Jayne Kamin-Oncea-USA TODAY Sports

Louis Coleman came into a four-run game yesterday to pitch. This is notable for a few reasons: the most obvious of which is that he is not Kelvin Herrera, Wade Davis, or Greg Holland. Herrera, having pitched the previous inning, because the Royals were only up by two runs, got the last out of the seventh after Vargas worked himself into a bit of a jam. The Royals scored in the bottom of the inning, so Nedgar went to one of his little-used relief arms to try and carry the game through the eighth in an attempt to not use Davis or Holland, who had both pitched three consecutive days from the 30th to the 1st.

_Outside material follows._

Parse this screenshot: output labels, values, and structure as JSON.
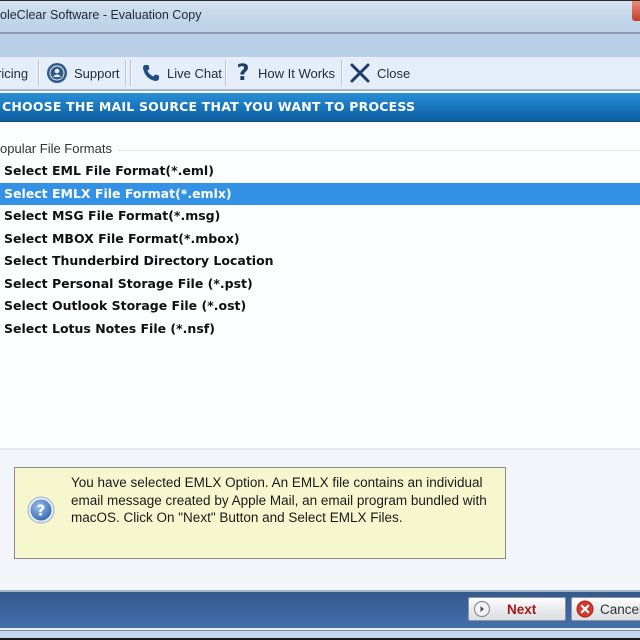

Louis Coleman entered the game, and gave up a lead-off walk. Alex Rios productively moved Andrus to second with an out, and then Coleman struck out "Guy I would trade many prospects to play third base for Kansas City" Adrian Beltre. Andrus moved to third on a wild pitch, and Rua singled to center to score a run.

At this point, what with it being a three-run game and all, Yost came out of the dugout and called on Wade Davis to secure the final out of the eighth inning. I would advise him to cut it out.

I get it. I get the impetus to want to secure wins. And I understand, as I'm sure he does in secret corners of One Royal Way, that Kansas City's offense isn't exactly good. So giving up several runs and possibly a lead in September in a divisional competition is not ideal. No one wants to see Coleman implode and give up four runs.

But it would also be nice to see him work his way out of some trouble when there isn't much of a threat. It is the Texas Rangers after all. And not even the scary, Yu Darvish/Prince Fielder/Shin-Soo Choo Rangers. The we've-used-sixty-different-players-this-season-God-have-mercy-on-us Rangers*.

With a three-run lead and two outs, and a runner on first, it's a pretty low run expectancy that you are dealing with. From 1993 to 2010, it was about 13.5% of the time. This year, you can expect to score 0.1947 runs with a runner on first and two outs, from that state to the end of the inning. The odds of scoring more than one run are remarkably low.

Bearing in mind that Adam Rosales, who is arguably the Rangers second-best hitter right now, was coming to the plate, I can see why you might be concerned. Considering he was pinch-hit for by Ron Washington, who brought in something called a Rougned Odor, speaks to how confident he is in Rosales' ability.

Davis gave up a single to Odor, but induced a ground ball to end the inning. That seems like a thing that Coleman is capable of doing. And the Royals are going to have to find out eventually, or risk ruining a pretty good thing.

*Fun fact: In 2003, on their way to semi-relevancy, the Kansas City Royals used twenty-nine pitchers and twenty-four position players (fifty-three in total), including such household names as Travis Dawkins, Rontrez Johnson, Rick DeHart, Scott Mullin, Jason Gilfillan, and future Cincinnati Bengals running back Jeremy Hill.